Required work: Please reproduce every record exactly as written, leaving out the pictures.

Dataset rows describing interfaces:
*** Begin section ***

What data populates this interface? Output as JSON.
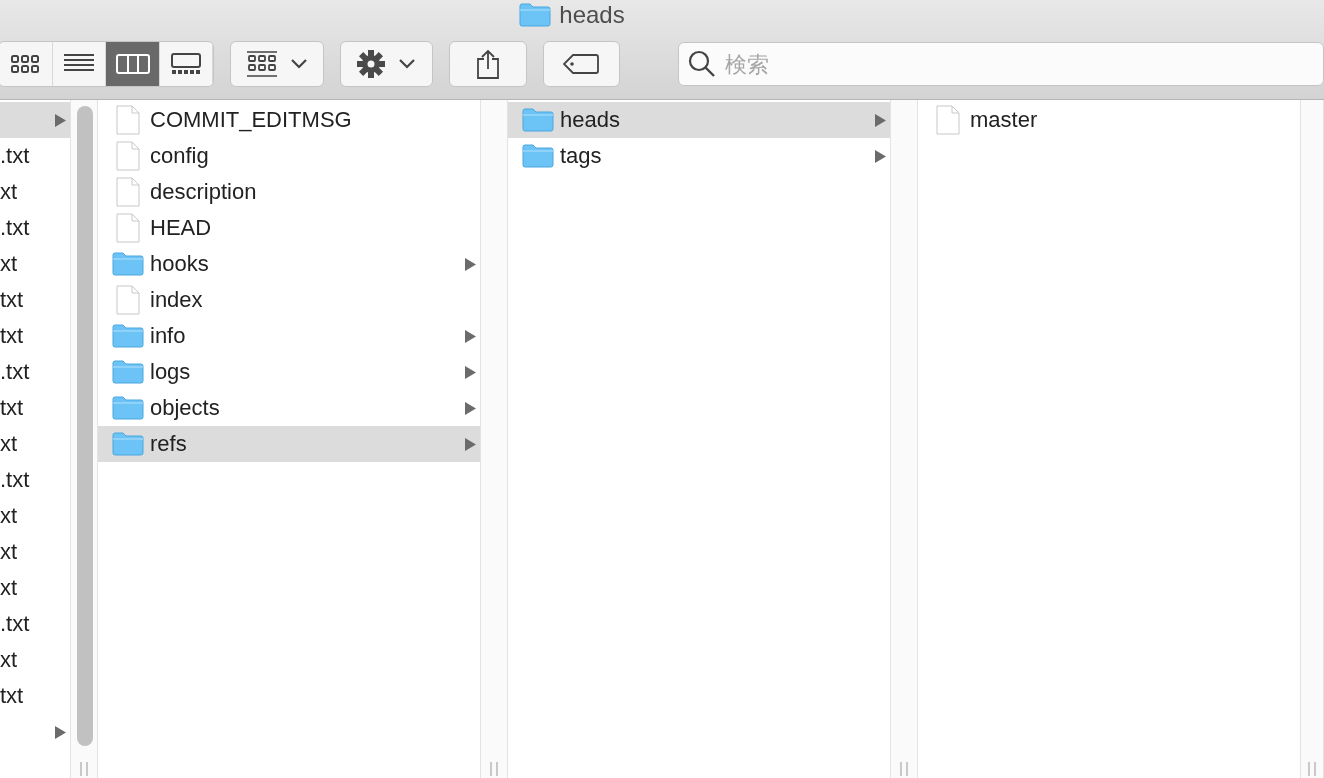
{
  "window": {
    "title": "heads"
  },
  "toolbar": {
    "view_buttons": [
      {
        "kind": "icons",
        "selected": false
      },
      {
        "kind": "list",
        "selected": false
      },
      {
        "kind": "columns",
        "selected": true
      },
      {
        "kind": "gallery",
        "selected": false
      }
    ]
  },
  "search": {
    "placeholder": "検索"
  },
  "columns": [
    {
      "items": [
        {
          "kind": "folder",
          "selected": true
        },
        {
          "name": ".txt",
          "kind": "file",
          "selected": false
        },
        {
          "name": "xt",
          "kind": "file",
          "selected": false
        },
        {
          "name": ".txt",
          "kind": "file",
          "selected": false
        },
        {
          "name": "xt",
          "kind": "file",
          "selected": false
        },
        {
          "name": "txt",
          "kind": "file",
          "selected": false
        },
        {
          "name": "txt",
          "kind": "file",
          "selected": false
        },
        {
          "name": ".txt",
          "kind": "file",
          "selected": false
        },
        {
          "name": "txt",
          "kind": "file",
          "selected": false
        },
        {
          "name": "xt",
          "kind": "file",
          "selected": false
        },
        {
          "name": ".txt",
          "kind": "file",
          "selected": false
        },
        {
          "name": "xt",
          "kind": "file",
          "selected": false
        },
        {
          "name": "xt",
          "kind": "file",
          "selected": false
        },
        {
          "name": "xt",
          "kind": "file",
          "selected": false
        },
        {
          "name": ".txt",
          "kind": "file",
          "selected": false
        },
        {
          "name": "xt",
          "kind": "file",
          "selected": false
        },
        {
          "name": "txt",
          "kind": "file",
          "selected": false
        },
        {
          "kind": "folder",
          "selected": false
        }
      ]
    },
    {
      "items": [
        {
          "name": "COMMIT_EDITMSG",
          "kind": "file",
          "selected": false
        },
        {
          "name": "config",
          "kind": "file",
          "selected": false
        },
        {
          "name": "description",
          "kind": "file",
          "selected": false
        },
        {
          "name": "HEAD",
          "kind": "file",
          "selected": false
        },
        {
          "name": "hooks",
          "kind": "folder",
          "selected": false
        },
        {
          "name": "index",
          "kind": "file",
          "selected": false
        },
        {
          "name": "info",
          "kind": "folder",
          "selected": false
        },
        {
          "name": "logs",
          "kind": "folder",
          "selected": false
        },
        {
          "name": "objects",
          "kind": "folder",
          "selected": false
        },
        {
          "name": "refs",
          "kind": "folder",
          "selected": true
        }
      ]
    },
    {
      "items": [
        {
          "name": "heads",
          "kind": "folder",
          "selected": true
        },
        {
          "name": "tags",
          "kind": "folder",
          "selected": false
        }
      ]
    },
    {
      "items": [
        {
          "name": "master",
          "kind": "file",
          "selected": false
        }
      ]
    }
  ]
}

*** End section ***

Response to the task:
What data populates this interface? Output as JSON.
{
  "window": {
    "title": "heads"
  },
  "toolbar": {
    "view_buttons": [
      {
        "kind": "icons",
        "selected": false
      },
      {
        "kind": "list",
        "selected": false
      },
      {
        "kind": "columns",
        "selected": true
      },
      {
        "kind": "gallery",
        "selected": false
      }
    ]
  },
  "search": {
    "placeholder": "検索"
  },
  "columns": [
    {
      "items": [
        {
          "kind": "folder",
          "selected": true
        },
        {
          "name": ".txt",
          "kind": "file",
          "selected": false
        },
        {
          "name": "xt",
          "kind": "file",
          "selected": false
        },
        {
          "name": ".txt",
          "kind": "file",
          "selected": false
        },
        {
          "name": "xt",
          "kind": "file",
          "selected": false
        },
        {
          "name": "txt",
          "kind": "file",
          "selected": false
        },
        {
          "name": "txt",
          "kind": "file",
          "selected": false
        },
        {
          "name": ".txt",
          "kind": "file",
          "selected": false
        },
        {
          "name": "txt",
          "kind": "file",
          "selected": false
        },
        {
          "name": "xt",
          "kind": "file",
          "selected": false
        },
        {
          "name": ".txt",
          "kind": "file",
          "selected": false
        },
        {
          "name": "xt",
          "kind": "file",
          "selected": false
        },
        {
          "name": "xt",
          "kind": "file",
          "selected": false
        },
        {
          "name": "xt",
          "kind": "file",
          "selected": false
        },
        {
          "name": ".txt",
          "kind": "file",
          "selected": false
        },
        {
          "name": "xt",
          "kind": "file",
          "selected": false
        },
        {
          "name": "txt",
          "kind": "file",
          "selected": false
        },
        {
          "kind": "folder",
          "selected": false
        }
      ]
    },
    {
      "items": [
        {
          "name": "COMMIT_EDITMSG",
          "kind": "file",
          "selected": false
        },
        {
          "name": "config",
          "kind": "file",
          "selected": false
        },
        {
          "name": "description",
          "kind": "file",
          "selected": false
        },
        {
          "name": "HEAD",
          "kind": "file",
          "selected": false
        },
        {
          "name": "hooks",
          "kind": "folder",
          "selected": false
        },
        {
          "name": "index",
          "kind": "file",
          "selected": false
        },
        {
          "name": "info",
          "kind": "folder",
          "selected": false
        },
        {
          "name": "logs",
          "kind": "folder",
          "selected": false
        },
        {
          "name": "objects",
          "kind": "folder",
          "selected": false
        },
        {
          "name": "refs",
          "kind": "folder",
          "selected": true
        }
      ]
    },
    {
      "items": [
        {
          "name": "heads",
          "kind": "folder",
          "selected": true
        },
        {
          "name": "tags",
          "kind": "folder",
          "selected": false
        }
      ]
    },
    {
      "items": [
        {
          "name": "master",
          "kind": "file",
          "selected": false
        }
      ]
    }
  ]
}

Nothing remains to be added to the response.